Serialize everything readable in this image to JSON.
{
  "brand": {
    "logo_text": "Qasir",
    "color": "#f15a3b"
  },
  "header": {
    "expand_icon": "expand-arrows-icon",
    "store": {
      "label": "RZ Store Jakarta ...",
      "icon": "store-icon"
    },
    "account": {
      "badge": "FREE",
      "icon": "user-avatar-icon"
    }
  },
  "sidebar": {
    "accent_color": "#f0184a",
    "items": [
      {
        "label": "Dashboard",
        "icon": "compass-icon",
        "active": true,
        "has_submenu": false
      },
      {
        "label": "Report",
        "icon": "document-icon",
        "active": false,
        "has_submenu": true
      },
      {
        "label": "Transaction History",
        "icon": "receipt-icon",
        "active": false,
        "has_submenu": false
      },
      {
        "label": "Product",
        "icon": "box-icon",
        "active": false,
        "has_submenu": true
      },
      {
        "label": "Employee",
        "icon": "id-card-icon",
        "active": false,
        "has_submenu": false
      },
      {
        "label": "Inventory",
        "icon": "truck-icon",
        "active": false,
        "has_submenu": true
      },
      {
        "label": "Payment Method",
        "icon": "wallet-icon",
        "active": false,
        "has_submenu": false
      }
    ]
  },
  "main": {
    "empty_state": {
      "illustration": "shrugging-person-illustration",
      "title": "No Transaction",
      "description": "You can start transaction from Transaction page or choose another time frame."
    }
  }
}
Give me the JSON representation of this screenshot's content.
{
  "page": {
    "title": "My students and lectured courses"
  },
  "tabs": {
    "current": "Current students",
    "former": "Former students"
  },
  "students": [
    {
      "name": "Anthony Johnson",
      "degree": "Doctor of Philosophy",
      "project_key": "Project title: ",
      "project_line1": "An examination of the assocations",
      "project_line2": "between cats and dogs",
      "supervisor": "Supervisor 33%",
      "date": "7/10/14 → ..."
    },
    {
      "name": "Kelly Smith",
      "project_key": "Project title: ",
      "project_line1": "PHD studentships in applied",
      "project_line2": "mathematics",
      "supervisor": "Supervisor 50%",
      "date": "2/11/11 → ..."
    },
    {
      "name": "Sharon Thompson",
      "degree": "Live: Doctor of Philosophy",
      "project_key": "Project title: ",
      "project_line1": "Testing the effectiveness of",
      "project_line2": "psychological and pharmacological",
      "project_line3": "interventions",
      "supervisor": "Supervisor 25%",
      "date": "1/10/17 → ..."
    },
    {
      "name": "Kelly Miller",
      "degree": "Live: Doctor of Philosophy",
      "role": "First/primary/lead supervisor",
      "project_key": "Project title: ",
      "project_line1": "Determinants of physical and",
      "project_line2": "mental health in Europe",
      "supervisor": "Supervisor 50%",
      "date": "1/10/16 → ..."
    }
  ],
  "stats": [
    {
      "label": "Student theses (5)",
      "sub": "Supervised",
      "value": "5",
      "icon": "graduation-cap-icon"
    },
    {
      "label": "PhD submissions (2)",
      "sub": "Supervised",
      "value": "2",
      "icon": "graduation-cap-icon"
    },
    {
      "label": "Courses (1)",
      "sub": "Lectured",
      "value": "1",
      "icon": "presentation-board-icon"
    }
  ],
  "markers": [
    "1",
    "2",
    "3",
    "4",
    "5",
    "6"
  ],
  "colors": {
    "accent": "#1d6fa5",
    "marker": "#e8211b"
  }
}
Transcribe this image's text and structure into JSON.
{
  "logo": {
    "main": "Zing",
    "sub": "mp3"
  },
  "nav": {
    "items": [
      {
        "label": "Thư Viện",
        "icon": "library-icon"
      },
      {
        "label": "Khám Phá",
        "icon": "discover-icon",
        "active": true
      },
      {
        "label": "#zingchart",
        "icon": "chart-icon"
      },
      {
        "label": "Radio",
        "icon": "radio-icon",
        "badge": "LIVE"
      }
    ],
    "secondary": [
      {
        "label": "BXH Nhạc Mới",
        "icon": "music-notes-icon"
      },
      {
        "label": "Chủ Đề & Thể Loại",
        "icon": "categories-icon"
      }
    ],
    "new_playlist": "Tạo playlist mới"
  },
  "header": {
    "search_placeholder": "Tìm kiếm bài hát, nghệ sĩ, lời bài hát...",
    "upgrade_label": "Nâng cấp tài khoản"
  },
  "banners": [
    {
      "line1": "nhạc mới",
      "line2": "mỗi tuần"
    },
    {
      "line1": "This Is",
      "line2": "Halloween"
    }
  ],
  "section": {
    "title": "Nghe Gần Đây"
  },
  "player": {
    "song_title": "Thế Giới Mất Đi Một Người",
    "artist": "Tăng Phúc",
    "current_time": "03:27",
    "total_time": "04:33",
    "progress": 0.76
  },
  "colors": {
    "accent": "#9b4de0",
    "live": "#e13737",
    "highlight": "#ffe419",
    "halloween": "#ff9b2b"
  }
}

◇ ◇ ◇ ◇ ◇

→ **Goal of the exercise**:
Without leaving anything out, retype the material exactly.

→ **Response below**:
Serialize everything readable in this image to JSON.
{
  "brand": {
    "logo_text": "Qasir",
    "color": "#f15a3b"
  },
  "header": {
    "expand_icon": "expand-arrows-icon",
    "store": {
      "label": "RZ Store Jakarta ...",
      "icon": "store-icon"
    },
    "account": {
      "badge": "FREE",
      "icon": "user-avatar-icon"
    }
  },
  "sidebar": {
    "accent_color": "#f0184a",
    "items": [
      {
        "label": "Dashboard",
        "icon": "compass-icon",
        "active": true,
        "has_submenu": false
      },
      {
        "label": "Report",
        "icon": "document-icon",
        "active": false,
        "has_submenu": true
      },
      {
        "label": "Transaction History",
        "icon": "receipt-icon",
        "active": false,
        "has_submenu": false
      },
      {
        "label": "Product",
        "icon": "box-icon",
        "active": false,
        "has_submenu": true
      },
      {
        "label": "Employee",
        "icon": "id-card-icon",
        "active": false,
        "has_submenu": false
      },
      {
        "label": "Inventory",
        "icon": "truck-icon",
        "active": false,
        "has_submenu": true
      },
      {
        "label": "Payment Method",
        "icon": "wallet-icon",
        "active": false,
        "has_submenu": false
      }
    ]
  },
  "main": {
    "empty_state": {
      "illustration": "shrugging-person-illustration",
      "title": "No Transaction",
      "description": "You can start transaction from Transaction page or choose another time frame."
    }
  }
}
Give me the JSON representation of this screenshot's content.
{
  "page": {
    "title": "My students and lectured courses"
  },
  "tabs": {
    "current": "Current students",
    "former": "Former students"
  },
  "students": [
    {
      "name": "Anthony Johnson",
      "degree": "Doctor of Philosophy",
      "project_key": "Project title: ",
      "project_line1": "An examination of the assocations",
      "project_line2": "between cats and dogs",
      "supervisor": "Supervisor 33%",
      "date": "7/10/14 → ..."
    },
    {
      "name": "Kelly Smith",
      "project_key": "Project title: ",
      "project_line1": "PHD studentships in applied",
      "project_line2": "mathematics",
      "supervisor": "Supervisor 50%",
      "date": "2/11/11 → ..."
    },
    {
      "name": "Sharon Thompson",
      "degree": "Live: Doctor of Philosophy",
      "project_key": "Project title: ",
      "project_line1": "Testing the effectiveness of",
      "project_line2": "psychological and pharmacological",
      "project_line3": "interventions",
      "supervisor": "Supervisor 25%",
      "date": "1/10/17 → ..."
    },
    {
      "name": "Kelly Miller",
      "degree": "Live: Doctor of Philosophy",
      "role": "First/primary/lead supervisor",
      "project_key": "Project title: ",
      "project_line1": "Determinants of physical and",
      "project_line2": "mental health in Europe",
      "supervisor": "Supervisor 50%",
      "date": "1/10/16 → ..."
    }
  ],
  "stats": [
    {
      "label": "Student theses (5)",
      "sub": "Supervised",
      "value": "5",
      "icon": "graduation-cap-icon"
    },
    {
      "label": "PhD submissions (2)",
      "sub": "Supervised",
      "value": "2",
      "icon": "graduation-cap-icon"
    },
    {
      "label": "Courses (1)",
      "sub": "Lectured",
      "value": "1",
      "icon": "presentation-board-icon"
    }
  ],
  "markers": [
    "1",
    "2",
    "3",
    "4",
    "5",
    "6"
  ],
  "colors": {
    "accent": "#1d6fa5",
    "marker": "#e8211b"
  }
}
Transcribe this image's text and structure into JSON.
{
  "logo": {
    "main": "Zing",
    "sub": "mp3"
  },
  "nav": {
    "items": [
      {
        "label": "Thư Viện",
        "icon": "library-icon"
      },
      {
        "label": "Khám Phá",
        "icon": "discover-icon",
        "active": true
      },
      {
        "label": "#zingchart",
        "icon": "chart-icon"
      },
      {
        "label": "Radio",
        "icon": "radio-icon",
        "badge": "LIVE"
      }
    ],
    "secondary": [
      {
        "label": "BXH Nhạc Mới",
        "icon": "music-notes-icon"
      },
      {
        "label": "Chủ Đề & Thể Loại",
        "icon": "categories-icon"
      }
    ],
    "new_playlist": "Tạo playlist mới"
  },
  "header": {
    "search_placeholder": "Tìm kiếm bài hát, nghệ sĩ, lời bài hát...",
    "upgrade_label": "Nâng cấp tài khoản"
  },
  "banners": [
    {
      "line1": "nhạc mới",
      "line2": "mỗi tuần"
    },
    {
      "line1": "This Is",
      "line2": "Halloween"
    }
  ],
  "section": {
    "title": "Nghe Gần Đây"
  },
  "player": {
    "song_title": "Thế Giới Mất Đi Một Người",
    "artist": "Tăng Phúc",
    "current_time": "03:27",
    "total_time": "04:33",
    "progress": 0.76
  },
  "colors": {
    "accent": "#9b4de0",
    "live": "#e13737",
    "highlight": "#ffe419",
    "halloween": "#ff9b2b"
  }
}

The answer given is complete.